In the "Before Times," British-American comedian Aasif Mandvi was a correspondent on The Daily Show then anchored by Jon Stewart. One of his most enduring pieces is an October 2013 segment that covered voter suppression in the American south — one that led to the resignation of a GOP activist over racist comments made on camera.
"You know we can hear you?" Mandvi questioned. It was a moment where the two sides of Mandvi cracked like tectonic plates, that of his onscreen persona of a blowhard reporter and his off-screen bewilderment at what the lavalier microphones just captured.
Looking back in 2020, the 54-year-old has a vague idea how his Daily Show stint colors his scripted career today. "I seem to get cast as skeptical characters," Mandvi tells Inverse, calling from quarantine in Atlanta, Georgia. "I don't think of myself as a skeptic by nature. But in an actor's career, you can see how one role informs another."
Unpack Mandvi's role as the skeptic Ben Shakir on Evil, it's not hard to deduce how that may be true.
In Evil, the acclaimed horror procedural on CBS from normcore auteurs Robert and Michelle King, forensic psychologist Kristin (Katja Herbers) and priest-in-training David (Mike Colter, Luke Cage) team up to investigate supernatural incidents. Along for the ride is Mandvi's Ben, a blue collar contractor who can install a drywall with his exceedingly dry wit. Whenever the supernatural needs a fact-check, audiences count on Ben to hack his way to reason.
"Ben is a true pragmatist," says Mandvi. "He is the grounding force. He's a technician, [he believes only] what he can touch, taste, smell. What he can measure and quantify is his basis."
That doesn't mean Ben is always helpful, however. Mandvi sees "many moments" in the show's first season where Ben is "the agitator" and "the discordant note in the conversation." Mandvi recalls one line Season 1 that revealed to him everything about Ben. "He has this line, 'Psychology is just religion for grad students.' There's an element for Ben where he has a bit of snobbery around people who follow whatever dogma."
A sort of X-Files by way of The Exorcist, Evil is an arresting series that proves there's still life outside the world of streaming.
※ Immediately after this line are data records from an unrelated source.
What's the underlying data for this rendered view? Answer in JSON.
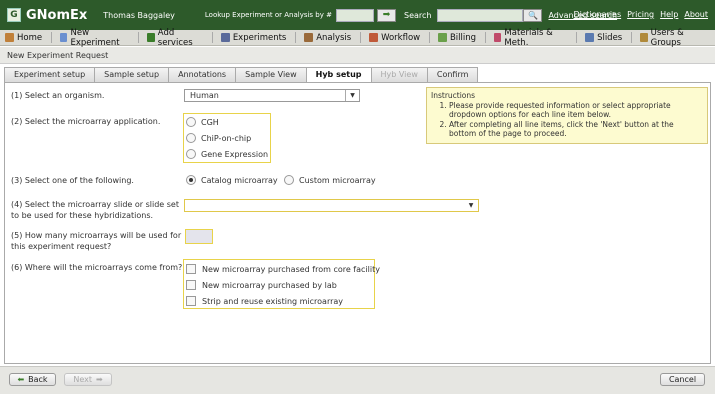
{
  "header": {
    "app_name": "GNomEx",
    "user_name": "Thomas Baggaley",
    "lookup_label": "Lookup Experiment or Analysis by #",
    "lookup_value": "",
    "search_label": "Search",
    "search_value": "",
    "advanced_search": "Advanced search",
    "links": [
      "Dictionaries",
      "Pricing",
      "Help",
      "About"
    ]
  },
  "nav": {
    "items": [
      {
        "label": "Home",
        "icon": "home-icon",
        "color": "#c0803a"
      },
      {
        "label": "New Experiment",
        "icon": "new-experiment-icon",
        "color": "#6a8fd0"
      },
      {
        "label": "Add services",
        "icon": "add-services-icon",
        "color": "#3a7d2a"
      },
      {
        "label": "Experiments",
        "icon": "experiments-icon",
        "color": "#5a6a9a"
      },
      {
        "label": "Analysis",
        "icon": "analysis-icon",
        "color": "#9a6a3a"
      },
      {
        "label": "Workflow",
        "icon": "workflow-icon",
        "color": "#c05a3a"
      },
      {
        "label": "Billing",
        "icon": "billing-icon",
        "color": "#6aa04a"
      },
      {
        "label": "Materials & Meth.",
        "icon": "materials-icon",
        "color": "#c04a6a"
      },
      {
        "label": "Slides",
        "icon": "slides-icon",
        "color": "#5a7ab0"
      },
      {
        "label": "Users & Groups",
        "icon": "users-groups-icon",
        "color": "#b08a3a"
      }
    ]
  },
  "window_title": "New Experiment Request",
  "tabs": [
    {
      "label": "Experiment setup",
      "state": "normal"
    },
    {
      "label": "Sample setup",
      "state": "normal"
    },
    {
      "label": "Annotations",
      "state": "normal"
    },
    {
      "label": "Sample View",
      "state": "normal"
    },
    {
      "label": "Hyb setup",
      "state": "active"
    },
    {
      "label": "Hyb View",
      "state": "disabled"
    },
    {
      "label": "Confirm",
      "state": "normal"
    }
  ],
  "form": {
    "q1": "(1) Select an organism.",
    "organism_value": "Human",
    "q2": "(2) Select the microarray application.",
    "applications": [
      "CGH",
      "ChiP-on-chip",
      "Gene Expression"
    ],
    "q3": "(3) Select one of the following.",
    "microarray_options": [
      "Catalog microarray",
      "Custom microarray"
    ],
    "microarray_selected": "Catalog microarray",
    "q4_line1": "(4) Select the microarray slide or slide set",
    "q4_line2": "to be used  for these hybridizations.",
    "slide_value": "",
    "q5_line1": "(5) How many microarrays will be used for",
    "q5_line2": "this experiment request?",
    "count_value": "",
    "q6": "(6) Where will the microarrays come from?",
    "sources": [
      "New microarray purchased from core facility",
      "New microarray purchased by lab",
      "Strip and reuse existing microarray"
    ]
  },
  "instructions": {
    "title": "Instructions",
    "items": [
      "Please provide requested information or select appropriate dropdown options for each line item below.",
      "After completing all line items, click the 'Next' button at the bottom of the page to proceed."
    ]
  },
  "footer": {
    "back_label": "Back",
    "next_label": "Next",
    "cancel_label": "Cancel"
  }
}
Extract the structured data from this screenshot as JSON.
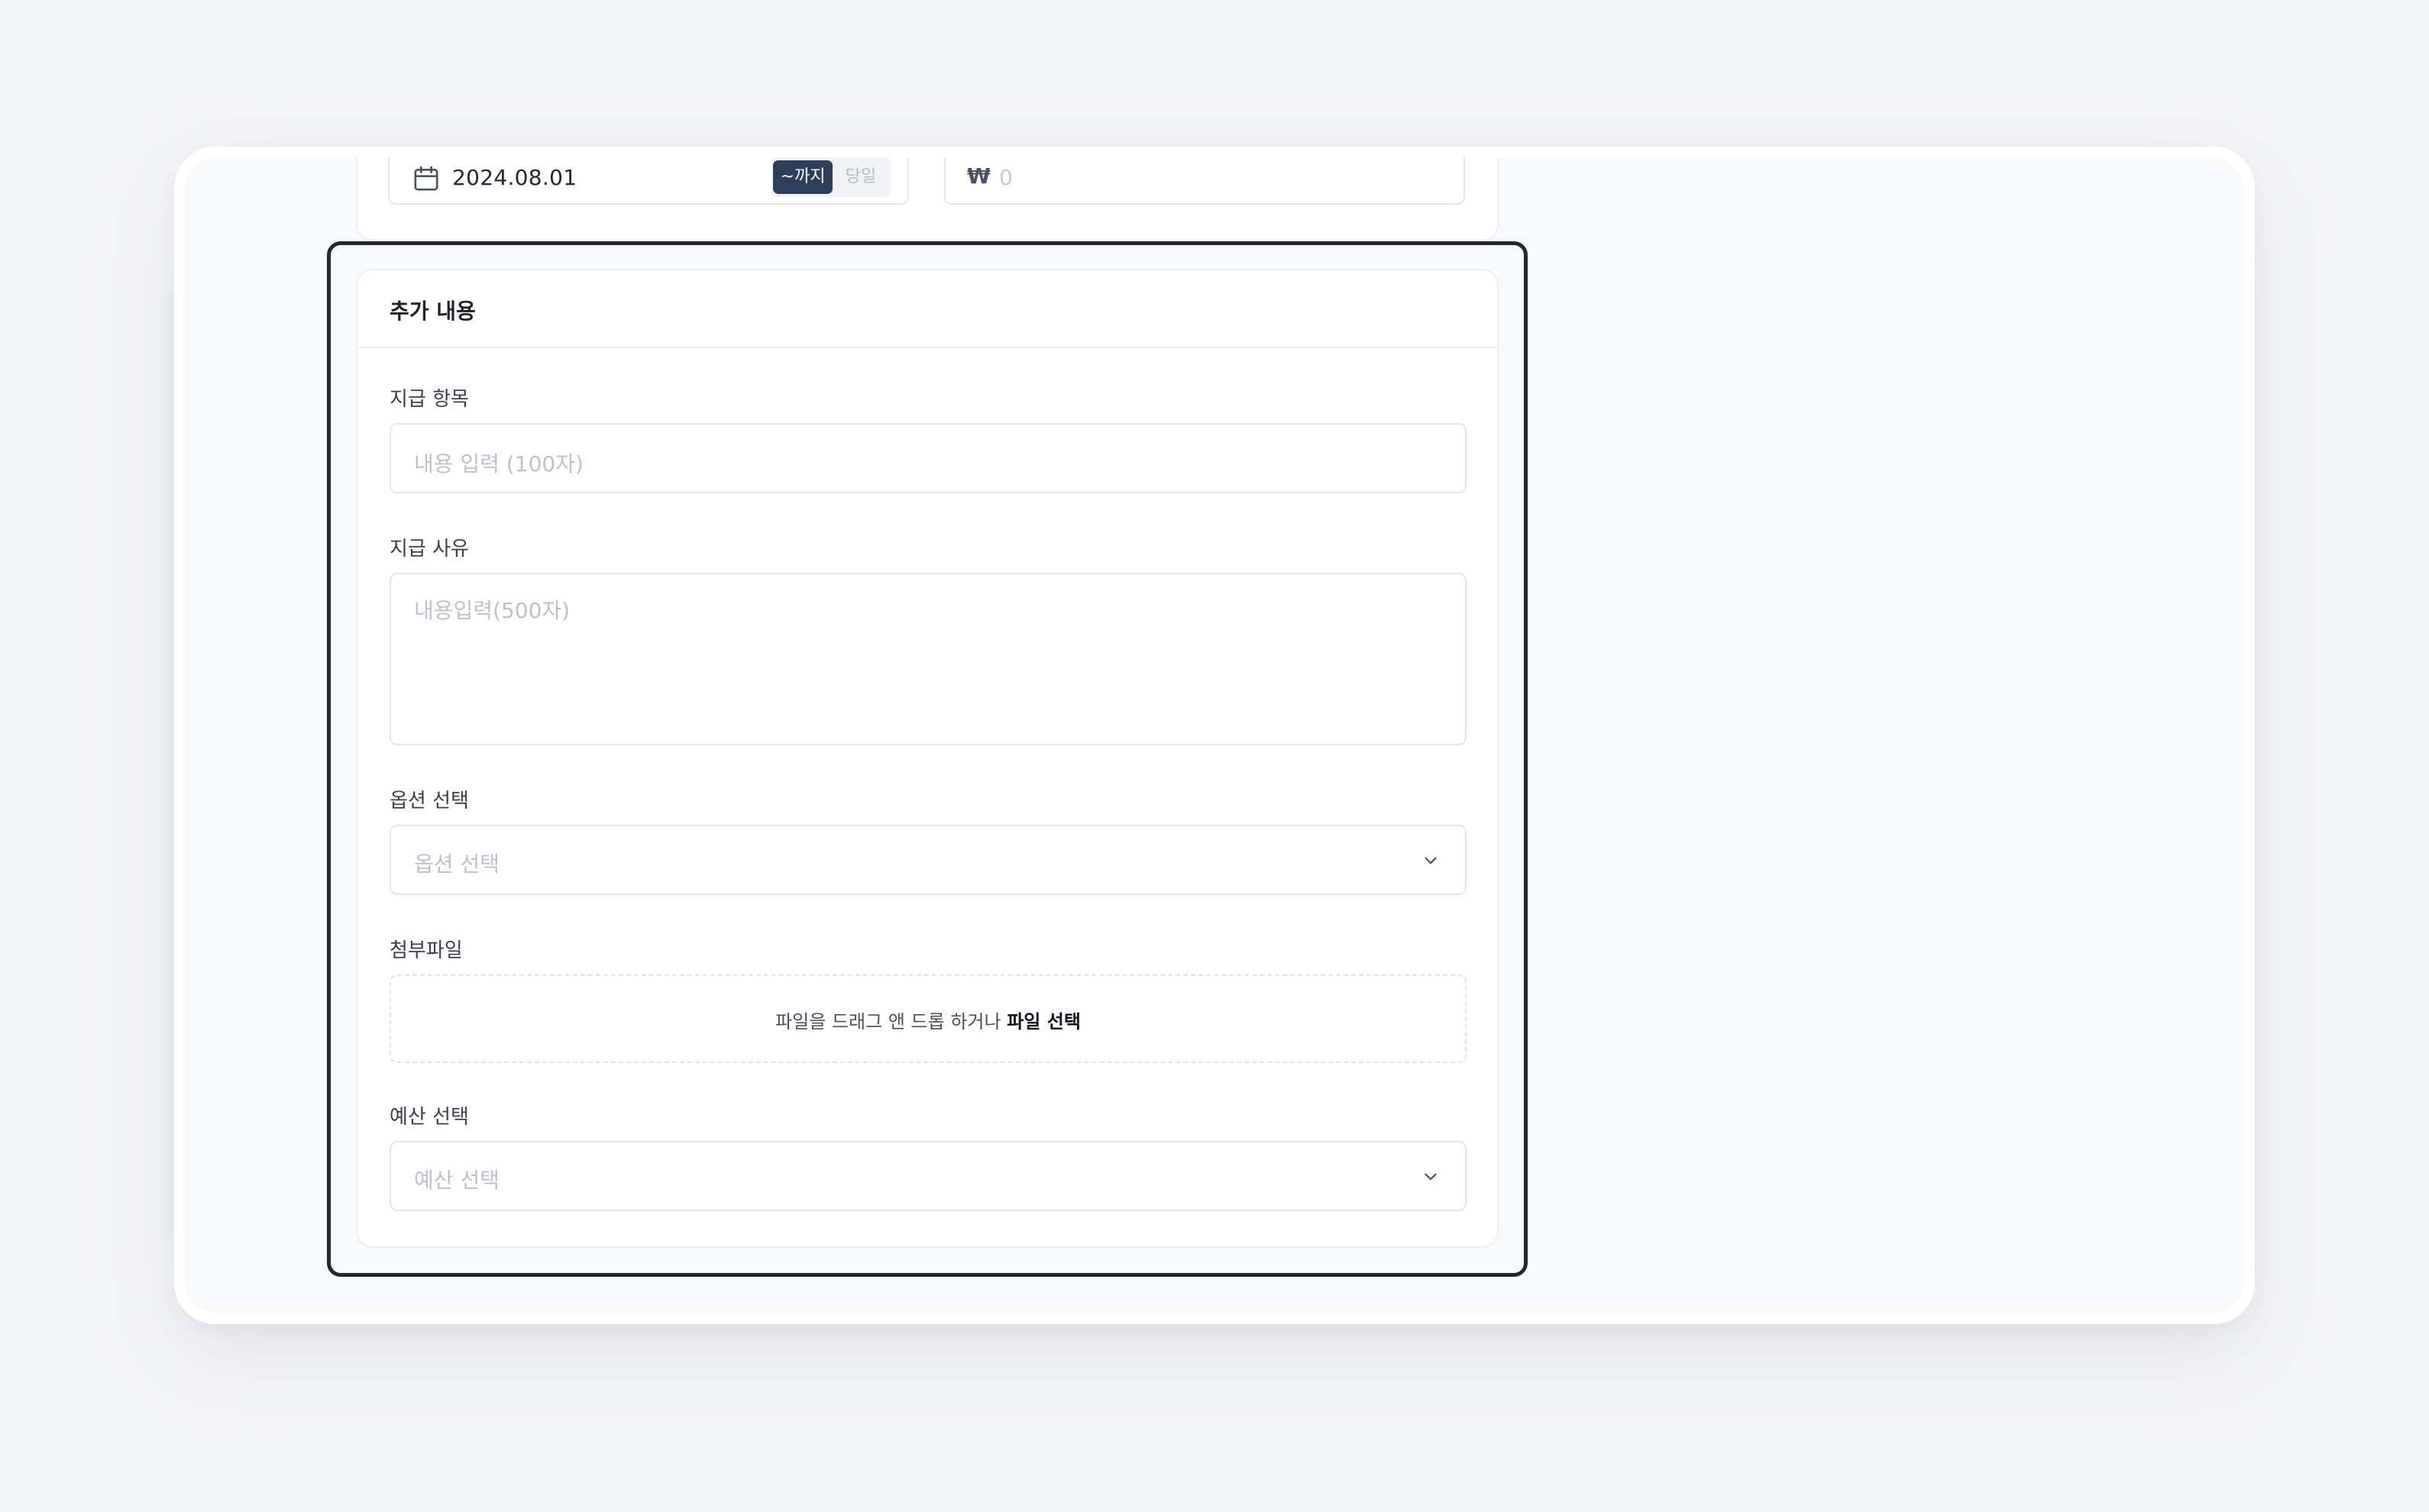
{
  "date_field": {
    "value": "2024.08.01",
    "segments": [
      "~까지",
      "당일"
    ],
    "selected_segment": "~까지"
  },
  "amount_field": {
    "currency_symbol": "₩",
    "value": "0"
  },
  "section": {
    "title": "추가 내용"
  },
  "payment_item": {
    "label": "지급 항목",
    "placeholder": "내용 입력 (100자)",
    "value": ""
  },
  "payment_reason": {
    "label": "지급 사유",
    "placeholder": "내용입력(500자)",
    "value": ""
  },
  "option_select": {
    "label": "옵션 선택",
    "placeholder": "옵션 선택"
  },
  "attachment": {
    "label": "첨부파일",
    "drop_text": "파일을 드래그 앤 드롭 하거나",
    "link_text": "파일 선택"
  },
  "budget_select": {
    "label": "예산 선택",
    "placeholder": "예산 선택"
  },
  "colors": {
    "highlight_border": "#23262b",
    "segment_active_bg": "#2e3d59",
    "page_bg": "#f4f5f7"
  }
}
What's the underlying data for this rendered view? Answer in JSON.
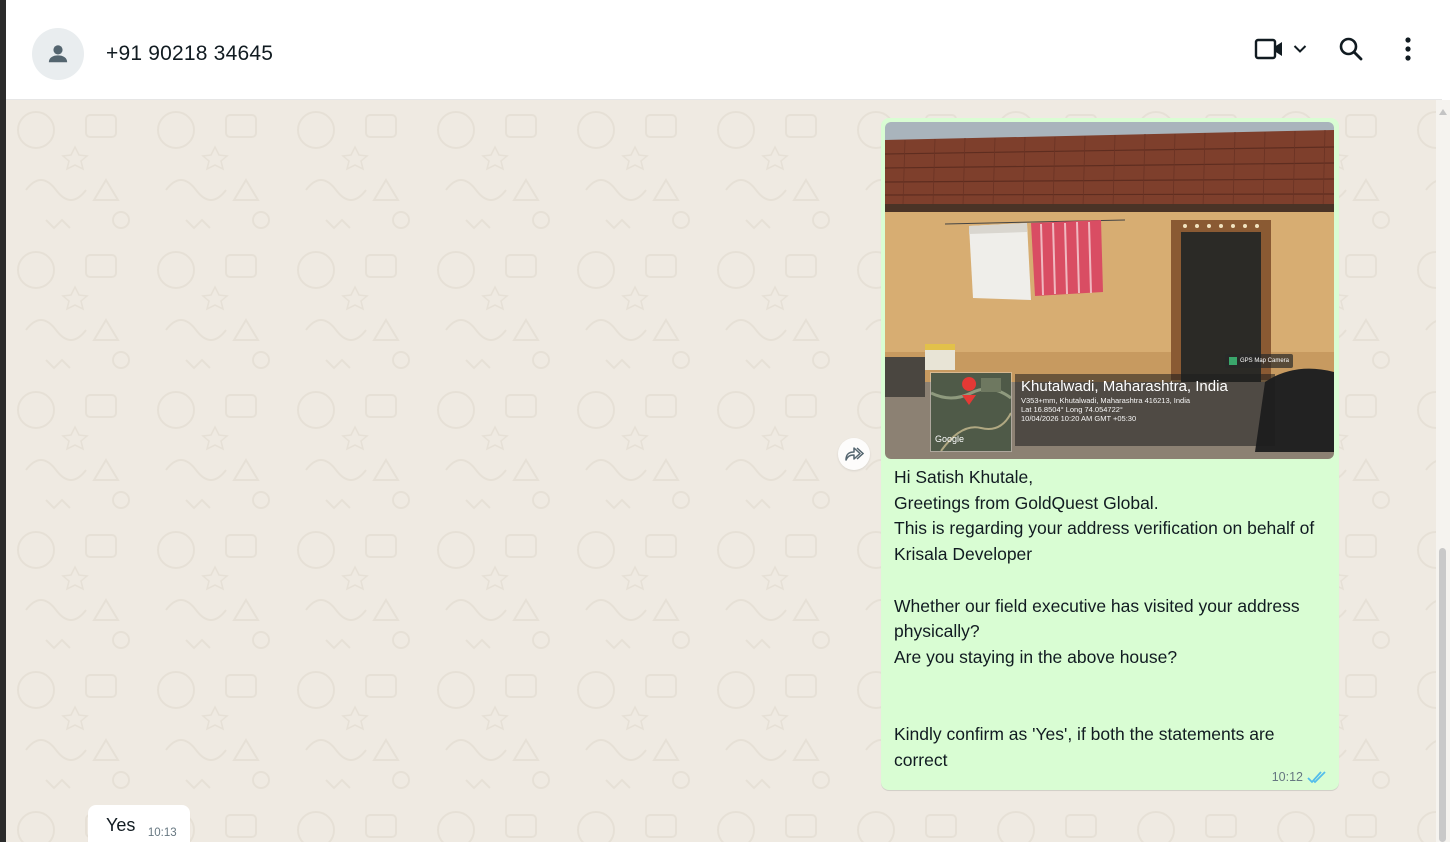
{
  "header": {
    "contact_name": "+91 90218 34645",
    "icons": [
      "avatar-person-icon",
      "video-call-icon",
      "chevron-down-icon",
      "search-icon",
      "menu-dots-icon"
    ]
  },
  "messages": {
    "outgoing": {
      "photo_overlay": {
        "location_title": "Khutalwadi, Maharashtra, India",
        "address_line": "V353+mm, Khutalwadi, Maharashtra 416213, India",
        "coords_line": "Lat 16.8504° Long 74.054722°",
        "datetime_line": "10/04/2026 10:20 AM GMT +05:30",
        "map_brand": "Google",
        "app_badge": "GPS Map Camera"
      },
      "text": "Hi Satish Khutale,\nGreetings from GoldQuest Global.\nThis is regarding your address verification on behalf of Krisala Developer\n\nWhether our field executive has visited your address physically?\nAre you staying in the above house?\n\n\nKindly confirm as 'Yes', if both the statements are correct",
      "time": "10:12",
      "status": "read",
      "status_color": "#53bdeb"
    },
    "incoming": {
      "text": "Yes",
      "time": "10:13"
    }
  },
  "colors": {
    "chat_background": "#efeae2",
    "outgoing_bubble": "#d9fdd3",
    "incoming_bubble": "#ffffff",
    "primary_text": "#111b21",
    "secondary_text": "#667781"
  }
}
It's also a refreshing change from the typical Scully/Mulder, skeptic/believer dynamic found in similar shows. In Evil, there's often a scientific reason for any given incident, but science is powerless to make the evil that men do any less terrifying.
In a show like Evil, is a character like Ben powerful or powerless? "I think, thus far, he's powerful," Mandvi says. "He doesn't get thrown by a lot of stuff. At some point, he might feel powerless. Right now Ben is the one character who feels like the most in control. That might change."
Further adding to Ben's complexity is his Muslim background. In its 13-episode first season, Evil reveals Ben as a non-practicing Muslim who abandoned his faith into adulthood. (In real life, Mandvi has expressed similarly "complicated" feelings towards Islam.)
"He has clearly rejected faith. His religion is science," Mandvi says. "We haven't seen it much, but it creates tension with his family and the faith he was brought up. I like to think that he is an outlier in that way."
But what does Mandvi believe? The magic (and terrifying genius) of Evil is that it's not a simple condemnation of religion as bunk mysticism. Nor is science immune to the immoralities that plague religion. Evil often explores the commonplace where religion and science break down, allowing people (and sometimes demons) to do terrible things. "Science and religion are just human endeavors to explain what we can’t understand," Mandvi says. "They’re both embedded with humanity’s flaws. Religion is flawed and so is science."
Mandvi argues science's behavior to evolve can be a problem for people in times like, say, a pandemic. "We see it now. People go, 'Well they said don't wear masks and now they say wear masks.' Yeah, that's how science works. We adjust."
Now, people's willingness or resistance to masks is having far-reaching effects, including when Evil can resume production. Though the series was green lit for Season 2 back in October, the cameras aren't close to rolling back in New York.
"It's not up to me, you'd be surprised to know," Mandvi says. "There's a lot of conversations between the networks, unions, and New York state about safety. From what I've heard we'll start in the next few months. I hope sooner than later."
Mandvi also isn't totally privy to what's in store for Season 2. "The little I do know, I'll just say that fans will be pleasantly surprised where the story goes. It doesn't go where you think it will."
Leftover from Season 1 is Ben's unintentional ability to draw jealousy from Kirstin's once-absent husband, Andy. Mandvi makes it clear he doesn't know what the Kings have in mind where the story will go. But he has his own ideas.
"In television, good writing spools out tension as long as you can. I imagine it could be a running thing," he says. "I think there's comic potential. [Ben is] a lot funnier than I originally gave him credit for. He's got wit in his relationship with Kristin. There's rich stuff there. You don't want them getting comfortable."
Evil Season 1 is available now on DVD and streaming on CBS All Access.